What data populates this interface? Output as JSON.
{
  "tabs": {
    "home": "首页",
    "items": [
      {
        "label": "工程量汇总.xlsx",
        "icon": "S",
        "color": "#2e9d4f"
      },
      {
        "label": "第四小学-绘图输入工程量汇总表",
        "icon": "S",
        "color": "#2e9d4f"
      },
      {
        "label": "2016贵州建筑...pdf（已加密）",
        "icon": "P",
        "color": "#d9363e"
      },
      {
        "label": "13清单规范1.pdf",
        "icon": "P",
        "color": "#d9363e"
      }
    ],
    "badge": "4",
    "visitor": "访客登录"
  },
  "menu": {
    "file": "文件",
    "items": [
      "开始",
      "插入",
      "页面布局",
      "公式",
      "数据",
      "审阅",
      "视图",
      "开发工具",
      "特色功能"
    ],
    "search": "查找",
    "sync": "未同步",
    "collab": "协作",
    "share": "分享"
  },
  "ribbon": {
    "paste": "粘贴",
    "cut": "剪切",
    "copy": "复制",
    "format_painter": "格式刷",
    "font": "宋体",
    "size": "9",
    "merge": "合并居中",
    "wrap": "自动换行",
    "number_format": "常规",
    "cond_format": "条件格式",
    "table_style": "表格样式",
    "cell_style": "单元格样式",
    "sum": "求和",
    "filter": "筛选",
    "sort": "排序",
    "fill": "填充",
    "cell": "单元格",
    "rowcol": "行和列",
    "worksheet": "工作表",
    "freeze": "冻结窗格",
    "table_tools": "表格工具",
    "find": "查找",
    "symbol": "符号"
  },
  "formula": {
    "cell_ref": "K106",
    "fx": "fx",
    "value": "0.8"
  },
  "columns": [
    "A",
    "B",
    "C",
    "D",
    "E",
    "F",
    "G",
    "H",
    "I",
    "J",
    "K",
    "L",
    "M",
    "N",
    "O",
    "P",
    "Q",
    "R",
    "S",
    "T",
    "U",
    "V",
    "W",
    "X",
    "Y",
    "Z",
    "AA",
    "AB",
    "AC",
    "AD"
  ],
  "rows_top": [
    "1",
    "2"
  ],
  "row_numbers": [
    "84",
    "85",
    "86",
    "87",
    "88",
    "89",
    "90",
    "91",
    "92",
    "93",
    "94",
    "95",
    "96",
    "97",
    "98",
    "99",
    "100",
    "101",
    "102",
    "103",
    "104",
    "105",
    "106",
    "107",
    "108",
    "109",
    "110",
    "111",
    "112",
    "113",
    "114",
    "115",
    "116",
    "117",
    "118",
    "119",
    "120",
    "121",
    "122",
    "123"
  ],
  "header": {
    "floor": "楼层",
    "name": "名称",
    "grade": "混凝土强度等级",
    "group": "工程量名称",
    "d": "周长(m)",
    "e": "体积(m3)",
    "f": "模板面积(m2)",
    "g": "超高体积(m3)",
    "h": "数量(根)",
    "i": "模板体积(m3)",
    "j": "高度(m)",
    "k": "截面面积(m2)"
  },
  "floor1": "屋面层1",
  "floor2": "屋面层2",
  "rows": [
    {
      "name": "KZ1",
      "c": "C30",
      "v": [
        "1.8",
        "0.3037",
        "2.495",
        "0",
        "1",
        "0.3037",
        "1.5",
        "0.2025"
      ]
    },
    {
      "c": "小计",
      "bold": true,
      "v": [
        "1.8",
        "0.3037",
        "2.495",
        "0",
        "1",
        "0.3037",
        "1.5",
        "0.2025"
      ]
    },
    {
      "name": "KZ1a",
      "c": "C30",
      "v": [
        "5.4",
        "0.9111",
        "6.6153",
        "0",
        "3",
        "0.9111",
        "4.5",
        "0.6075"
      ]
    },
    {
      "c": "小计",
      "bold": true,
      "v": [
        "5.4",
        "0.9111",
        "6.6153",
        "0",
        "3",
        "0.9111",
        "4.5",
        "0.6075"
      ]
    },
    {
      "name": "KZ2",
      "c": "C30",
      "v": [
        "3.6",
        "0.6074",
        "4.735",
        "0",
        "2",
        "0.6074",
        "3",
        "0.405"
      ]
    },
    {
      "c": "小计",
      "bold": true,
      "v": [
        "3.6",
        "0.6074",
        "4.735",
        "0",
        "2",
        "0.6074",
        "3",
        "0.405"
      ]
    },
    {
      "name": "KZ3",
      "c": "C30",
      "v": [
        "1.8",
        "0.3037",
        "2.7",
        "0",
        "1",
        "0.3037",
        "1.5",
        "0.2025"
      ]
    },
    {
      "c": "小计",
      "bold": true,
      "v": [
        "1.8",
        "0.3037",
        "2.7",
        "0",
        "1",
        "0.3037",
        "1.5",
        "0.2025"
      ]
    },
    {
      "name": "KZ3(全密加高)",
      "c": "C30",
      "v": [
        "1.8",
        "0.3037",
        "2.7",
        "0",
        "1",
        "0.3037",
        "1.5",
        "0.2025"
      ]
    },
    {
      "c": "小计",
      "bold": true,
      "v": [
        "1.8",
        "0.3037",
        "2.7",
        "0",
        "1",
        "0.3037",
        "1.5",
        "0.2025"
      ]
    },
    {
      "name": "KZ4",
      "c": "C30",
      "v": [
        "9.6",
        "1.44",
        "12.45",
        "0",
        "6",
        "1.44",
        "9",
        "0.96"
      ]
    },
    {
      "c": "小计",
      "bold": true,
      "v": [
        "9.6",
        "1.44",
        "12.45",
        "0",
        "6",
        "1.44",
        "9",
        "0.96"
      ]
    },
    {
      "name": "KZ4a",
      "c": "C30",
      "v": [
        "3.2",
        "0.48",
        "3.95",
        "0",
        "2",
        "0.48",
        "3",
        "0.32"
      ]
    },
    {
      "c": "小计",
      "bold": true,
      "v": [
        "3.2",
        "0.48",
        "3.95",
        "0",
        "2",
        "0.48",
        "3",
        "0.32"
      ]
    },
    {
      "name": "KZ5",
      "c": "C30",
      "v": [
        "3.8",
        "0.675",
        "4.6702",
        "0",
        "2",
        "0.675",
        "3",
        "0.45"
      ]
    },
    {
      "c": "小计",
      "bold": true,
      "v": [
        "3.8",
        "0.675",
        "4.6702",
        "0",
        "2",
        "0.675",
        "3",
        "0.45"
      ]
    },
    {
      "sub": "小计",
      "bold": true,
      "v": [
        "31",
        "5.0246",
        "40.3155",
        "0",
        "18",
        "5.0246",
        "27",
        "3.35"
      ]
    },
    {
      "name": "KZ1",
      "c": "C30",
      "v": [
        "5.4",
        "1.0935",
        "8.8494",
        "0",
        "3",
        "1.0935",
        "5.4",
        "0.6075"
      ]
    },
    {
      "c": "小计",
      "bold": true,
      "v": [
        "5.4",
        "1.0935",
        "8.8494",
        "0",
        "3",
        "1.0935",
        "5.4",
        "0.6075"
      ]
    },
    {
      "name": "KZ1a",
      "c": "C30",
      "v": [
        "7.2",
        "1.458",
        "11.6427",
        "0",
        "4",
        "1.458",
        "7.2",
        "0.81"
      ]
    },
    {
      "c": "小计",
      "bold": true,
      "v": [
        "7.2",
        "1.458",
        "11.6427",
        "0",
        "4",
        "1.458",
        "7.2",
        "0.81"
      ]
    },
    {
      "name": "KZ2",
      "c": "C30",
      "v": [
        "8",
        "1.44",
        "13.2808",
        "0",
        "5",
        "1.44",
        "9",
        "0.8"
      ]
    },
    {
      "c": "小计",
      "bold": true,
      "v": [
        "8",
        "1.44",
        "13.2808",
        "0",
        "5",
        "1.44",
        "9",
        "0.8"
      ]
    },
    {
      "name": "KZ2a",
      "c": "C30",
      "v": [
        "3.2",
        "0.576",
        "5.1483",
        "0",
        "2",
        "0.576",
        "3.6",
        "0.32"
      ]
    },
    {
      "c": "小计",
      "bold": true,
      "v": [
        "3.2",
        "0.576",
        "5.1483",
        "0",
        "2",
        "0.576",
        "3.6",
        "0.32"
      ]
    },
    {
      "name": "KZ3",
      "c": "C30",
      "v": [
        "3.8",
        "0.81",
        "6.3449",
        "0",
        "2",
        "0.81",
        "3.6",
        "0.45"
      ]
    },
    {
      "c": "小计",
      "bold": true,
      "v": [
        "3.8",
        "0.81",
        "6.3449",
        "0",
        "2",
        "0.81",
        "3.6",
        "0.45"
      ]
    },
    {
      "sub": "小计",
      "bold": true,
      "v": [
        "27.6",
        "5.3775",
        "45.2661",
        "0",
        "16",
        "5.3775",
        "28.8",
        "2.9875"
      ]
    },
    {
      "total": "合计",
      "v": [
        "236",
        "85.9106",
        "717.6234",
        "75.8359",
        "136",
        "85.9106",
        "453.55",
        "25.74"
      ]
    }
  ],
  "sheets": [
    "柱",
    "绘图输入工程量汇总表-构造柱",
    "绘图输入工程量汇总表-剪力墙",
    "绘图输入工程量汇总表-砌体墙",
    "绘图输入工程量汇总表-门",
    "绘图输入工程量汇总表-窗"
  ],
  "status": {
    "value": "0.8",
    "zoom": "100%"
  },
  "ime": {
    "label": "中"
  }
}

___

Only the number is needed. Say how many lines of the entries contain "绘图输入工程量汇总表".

6